Early lab studies indicate that the bivalent vaccines can induce antibodies to neutralize XBB.1.5, though the boost is relatively modest. The bivalent booster shot was designed for BA.5, and the antibodies induced from vaccination will best be able to target that variant.

“The bivalent boosters do boost the immune response against XBB.1.5, but it’s much weaker compared to the other variants,” Boonyaratanakornkit said.

About 70% of people in the U.S. have completed their primary series vaccination, but only 15% of eligible Americans have received a bivalent booster dose. Fewer than 40% of adults older than 65—those most vulnerable to severe disease—are vaccinated with the updated shot.

While the vaccines are less effective at inducing antibodies that can neutralize XBB.1.5, they can still spur other immune cells to protect against the variant, according to Boonyaratanakornkit.

Monoclonal antibodies and other treatments, meanwhile, appear to have lost much of their power to neutralize newer Omicron variants. Evusheld (tixagevimab and cilgavimab), has been shown to be ineffective against XBB, a close relative of XBB.1.5, The Food and Drug Administration said it does not expect Evusheld to neutralize XBB.1.5, though it’s awaiting further data before making a recommendation.

“With Paxlovid, there’s more optimism, because the mechanism of action of the drug is not against spike.
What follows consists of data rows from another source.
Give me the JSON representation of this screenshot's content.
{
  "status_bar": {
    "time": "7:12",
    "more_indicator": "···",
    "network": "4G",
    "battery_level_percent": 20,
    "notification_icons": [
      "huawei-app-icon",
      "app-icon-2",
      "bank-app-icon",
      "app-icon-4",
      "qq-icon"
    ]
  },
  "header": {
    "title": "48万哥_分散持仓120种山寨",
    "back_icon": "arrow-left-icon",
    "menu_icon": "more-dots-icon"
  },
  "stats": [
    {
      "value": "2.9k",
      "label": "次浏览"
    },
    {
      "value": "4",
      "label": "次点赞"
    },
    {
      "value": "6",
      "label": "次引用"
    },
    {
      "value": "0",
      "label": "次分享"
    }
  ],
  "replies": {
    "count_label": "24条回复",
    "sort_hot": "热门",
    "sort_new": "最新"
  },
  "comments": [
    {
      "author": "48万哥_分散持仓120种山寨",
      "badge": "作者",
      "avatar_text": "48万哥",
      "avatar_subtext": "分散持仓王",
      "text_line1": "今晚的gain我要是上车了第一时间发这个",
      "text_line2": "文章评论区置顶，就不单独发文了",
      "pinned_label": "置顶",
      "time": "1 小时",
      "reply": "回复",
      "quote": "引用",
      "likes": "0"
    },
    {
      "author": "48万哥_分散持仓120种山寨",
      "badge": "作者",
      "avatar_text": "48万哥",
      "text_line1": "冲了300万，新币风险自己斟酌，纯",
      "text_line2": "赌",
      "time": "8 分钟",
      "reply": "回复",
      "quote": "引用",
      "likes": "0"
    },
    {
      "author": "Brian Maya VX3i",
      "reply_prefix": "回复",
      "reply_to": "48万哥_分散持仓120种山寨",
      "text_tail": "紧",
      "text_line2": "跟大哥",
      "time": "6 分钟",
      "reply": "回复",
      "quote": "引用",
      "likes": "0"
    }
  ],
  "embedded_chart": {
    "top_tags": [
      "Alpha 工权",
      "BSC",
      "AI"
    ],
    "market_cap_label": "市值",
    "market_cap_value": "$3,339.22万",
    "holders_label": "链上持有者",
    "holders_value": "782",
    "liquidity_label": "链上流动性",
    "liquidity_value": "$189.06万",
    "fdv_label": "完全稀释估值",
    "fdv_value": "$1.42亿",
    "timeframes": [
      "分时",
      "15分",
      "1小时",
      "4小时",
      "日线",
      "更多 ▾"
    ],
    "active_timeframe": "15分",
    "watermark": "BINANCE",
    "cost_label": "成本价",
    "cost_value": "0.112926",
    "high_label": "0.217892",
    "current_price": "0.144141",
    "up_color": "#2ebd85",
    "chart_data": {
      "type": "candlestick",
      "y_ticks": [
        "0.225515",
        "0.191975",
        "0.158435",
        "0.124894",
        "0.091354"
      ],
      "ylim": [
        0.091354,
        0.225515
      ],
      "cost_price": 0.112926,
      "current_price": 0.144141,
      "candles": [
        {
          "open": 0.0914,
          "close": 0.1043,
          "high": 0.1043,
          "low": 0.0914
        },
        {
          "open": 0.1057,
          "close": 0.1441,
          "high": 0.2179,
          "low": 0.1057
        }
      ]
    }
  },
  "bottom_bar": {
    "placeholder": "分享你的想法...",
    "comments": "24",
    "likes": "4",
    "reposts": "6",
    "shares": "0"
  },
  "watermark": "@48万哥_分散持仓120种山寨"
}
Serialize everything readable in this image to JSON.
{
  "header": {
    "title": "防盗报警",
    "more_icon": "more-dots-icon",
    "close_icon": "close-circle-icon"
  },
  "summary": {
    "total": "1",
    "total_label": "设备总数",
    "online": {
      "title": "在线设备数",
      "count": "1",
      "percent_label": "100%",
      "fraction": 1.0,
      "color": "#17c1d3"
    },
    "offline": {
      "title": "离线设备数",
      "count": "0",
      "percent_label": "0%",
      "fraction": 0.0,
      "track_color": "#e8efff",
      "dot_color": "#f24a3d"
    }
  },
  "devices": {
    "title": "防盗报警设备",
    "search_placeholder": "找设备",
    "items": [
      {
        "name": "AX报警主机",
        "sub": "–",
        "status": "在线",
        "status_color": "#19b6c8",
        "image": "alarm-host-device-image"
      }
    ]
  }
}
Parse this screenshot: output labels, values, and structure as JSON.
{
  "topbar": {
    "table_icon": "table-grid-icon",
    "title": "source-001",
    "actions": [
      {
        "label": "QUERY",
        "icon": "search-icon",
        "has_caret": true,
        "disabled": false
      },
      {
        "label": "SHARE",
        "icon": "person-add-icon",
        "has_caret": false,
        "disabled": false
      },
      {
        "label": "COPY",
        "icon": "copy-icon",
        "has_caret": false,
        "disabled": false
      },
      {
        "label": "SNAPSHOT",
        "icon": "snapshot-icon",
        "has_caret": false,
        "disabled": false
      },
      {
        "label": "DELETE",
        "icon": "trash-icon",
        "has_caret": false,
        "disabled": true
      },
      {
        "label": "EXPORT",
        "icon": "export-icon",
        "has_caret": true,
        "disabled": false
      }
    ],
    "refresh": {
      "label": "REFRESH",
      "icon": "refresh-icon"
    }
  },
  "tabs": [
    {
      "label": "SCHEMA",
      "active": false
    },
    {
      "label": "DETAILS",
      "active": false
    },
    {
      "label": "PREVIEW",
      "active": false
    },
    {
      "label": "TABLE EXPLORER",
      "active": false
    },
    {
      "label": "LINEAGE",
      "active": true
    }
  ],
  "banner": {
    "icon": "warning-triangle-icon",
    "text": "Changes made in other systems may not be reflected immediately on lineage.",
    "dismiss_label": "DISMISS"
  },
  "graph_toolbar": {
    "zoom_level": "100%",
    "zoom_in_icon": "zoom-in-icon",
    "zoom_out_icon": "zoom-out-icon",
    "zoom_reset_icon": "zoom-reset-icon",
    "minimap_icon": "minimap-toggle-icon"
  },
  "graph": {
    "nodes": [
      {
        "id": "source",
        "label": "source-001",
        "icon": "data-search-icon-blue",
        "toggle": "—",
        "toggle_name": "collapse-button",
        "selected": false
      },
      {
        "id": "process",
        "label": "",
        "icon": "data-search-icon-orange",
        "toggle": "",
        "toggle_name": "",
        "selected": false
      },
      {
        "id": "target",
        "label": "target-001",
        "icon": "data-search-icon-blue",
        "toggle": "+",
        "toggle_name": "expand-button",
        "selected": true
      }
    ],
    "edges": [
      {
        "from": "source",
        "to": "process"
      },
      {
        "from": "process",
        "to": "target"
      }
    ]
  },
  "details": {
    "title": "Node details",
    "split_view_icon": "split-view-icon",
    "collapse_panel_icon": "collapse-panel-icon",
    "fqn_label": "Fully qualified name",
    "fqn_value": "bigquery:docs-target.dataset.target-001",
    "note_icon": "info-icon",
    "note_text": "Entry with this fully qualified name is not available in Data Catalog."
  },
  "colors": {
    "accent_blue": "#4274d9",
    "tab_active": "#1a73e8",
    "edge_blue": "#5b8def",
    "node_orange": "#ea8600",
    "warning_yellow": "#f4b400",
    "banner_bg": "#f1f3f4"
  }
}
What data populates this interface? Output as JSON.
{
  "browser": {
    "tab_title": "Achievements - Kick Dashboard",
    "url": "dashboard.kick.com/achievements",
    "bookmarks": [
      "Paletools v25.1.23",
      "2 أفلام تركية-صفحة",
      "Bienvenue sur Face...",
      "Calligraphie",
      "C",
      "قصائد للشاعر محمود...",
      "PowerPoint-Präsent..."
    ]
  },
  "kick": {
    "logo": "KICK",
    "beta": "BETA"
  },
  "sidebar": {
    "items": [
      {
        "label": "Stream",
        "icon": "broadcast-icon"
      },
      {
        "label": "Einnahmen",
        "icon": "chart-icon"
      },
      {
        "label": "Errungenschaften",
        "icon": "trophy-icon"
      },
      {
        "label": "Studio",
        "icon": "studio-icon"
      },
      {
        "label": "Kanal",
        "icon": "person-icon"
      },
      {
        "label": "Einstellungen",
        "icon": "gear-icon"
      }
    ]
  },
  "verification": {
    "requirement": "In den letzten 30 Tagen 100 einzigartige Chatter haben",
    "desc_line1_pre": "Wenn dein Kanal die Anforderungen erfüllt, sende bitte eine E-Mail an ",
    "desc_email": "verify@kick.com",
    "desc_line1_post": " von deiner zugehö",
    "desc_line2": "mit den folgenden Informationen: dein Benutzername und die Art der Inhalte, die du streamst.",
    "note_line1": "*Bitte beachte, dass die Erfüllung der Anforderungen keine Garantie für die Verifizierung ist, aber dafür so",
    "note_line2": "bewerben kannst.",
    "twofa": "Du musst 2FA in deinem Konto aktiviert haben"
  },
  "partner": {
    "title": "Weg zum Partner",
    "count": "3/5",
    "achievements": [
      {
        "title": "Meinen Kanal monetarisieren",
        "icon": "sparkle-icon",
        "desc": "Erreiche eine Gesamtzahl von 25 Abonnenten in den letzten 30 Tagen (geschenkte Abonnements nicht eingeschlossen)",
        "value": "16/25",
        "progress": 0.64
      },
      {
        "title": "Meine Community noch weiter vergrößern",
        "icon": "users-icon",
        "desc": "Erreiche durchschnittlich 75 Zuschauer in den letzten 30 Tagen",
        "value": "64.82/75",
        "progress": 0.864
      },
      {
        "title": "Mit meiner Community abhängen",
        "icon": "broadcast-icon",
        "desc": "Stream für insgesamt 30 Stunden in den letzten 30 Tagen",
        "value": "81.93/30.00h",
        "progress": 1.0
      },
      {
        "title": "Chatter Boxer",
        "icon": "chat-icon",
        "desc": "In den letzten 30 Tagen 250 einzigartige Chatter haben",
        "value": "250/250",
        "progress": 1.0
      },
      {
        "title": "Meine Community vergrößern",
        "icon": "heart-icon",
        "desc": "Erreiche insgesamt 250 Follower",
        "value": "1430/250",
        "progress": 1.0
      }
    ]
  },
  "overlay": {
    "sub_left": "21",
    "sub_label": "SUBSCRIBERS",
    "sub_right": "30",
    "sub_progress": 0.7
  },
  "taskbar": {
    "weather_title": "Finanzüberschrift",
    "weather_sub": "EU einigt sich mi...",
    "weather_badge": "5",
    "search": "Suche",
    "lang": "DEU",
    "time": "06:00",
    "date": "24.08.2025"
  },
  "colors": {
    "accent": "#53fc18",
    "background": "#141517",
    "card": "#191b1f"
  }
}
It’s against other parts of the virus,” Roberts said. “So, my suspicion is that Paxlovid will continue to be very effective at preventing severe disease in those at risk,” Roberts said.

What This Means for the Pandemic

The U.S. is seeing nearly half a million COVID-19 cases per week, according to the CDC. During the holidays, COVID-19 hospitalizations reached their highest point in 11 months. There have been 20,000 more daily hospitalizations since Thanksgiving.

The uptick in hospitalizations is likely exacerbated by increased travel and indoor gatherings. Boonyaratanakornkit said he anticipates that XBB.1.5 could soon become the dominant variant in the U.S. It’s yet to be seen whether that will drive more hospitalizations.

“Most people are vaccinated. And then some people have the bivalent booster, and some people have been boosted with natural infection. My hope is that with all that together, the severity of COVID-19 can be mitigated,” Boonyaratanakornkit said. “If we do see rises, hopefully, they’ll be limited to rises in case counts that don’t lead to hospitalization.”

In healthy people who have some immunity from vaccination or prior infection, XBB.1.5, like other recent Omicron subvariants, may cause very mild or asymptomatic illness. Wearing masks in crowded and indoor spaces can prevent unwitting disease spread.

The best ways to quell the spread of XBB.1.5 and other variants, Roberts said, is to be up-to-date with one’s vaccinations, practice masking and social distancing, and to stay home when sick.

“We know our bread-and-butter tools work—masking, rapid testing works. We have treatments,” Roberts said. “All of that is still at play, even with this new variant.”

What This Means For You

Vaccination, especially with the bivalent booster shot, supports the immune system in recognizing and attacking XBB.1.5. While vaccination will decrease the severity of disease from COVID-19, wearing a mask and gathering in well-ventilated areas are still important for minimizing transmission.

The information in this article is current as of the date listed, which means newer information may be available when you read this. For the most recent updates on COVID-19, visit our coronavirus news page.

3 Sources
Verywell Health uses only high-quality sources, including peer-reviewed studies, to support the facts within our articles. Read our editorial process to learn more about how we fact-check and keep our content accurate, reliable, and trustworthy.
  1. Centers for Disease Control and Prevention. COVID data tracker: variant proportions.

  2. Zou J, Kurhade C, Patel S, et al. Improved neutralization of Omicron BA.4/5, BA.4.6, BA.2.75.2, BQ.1.1, and XBB.1 with bivalent BA.4/5 vaccine. bioRxiv. Preprint posted online November 17, 2022. doi:10.1101/2022.11.17.516898

  3. Centers for Disease Control and Prevention. COVID data tracker: new admissions of patients with confirmed COVID-19, United States.

By Claire Bugos
Claire Bugos is a health and science reporter and writer and a 2020 National Association of Science Writers travel fellow.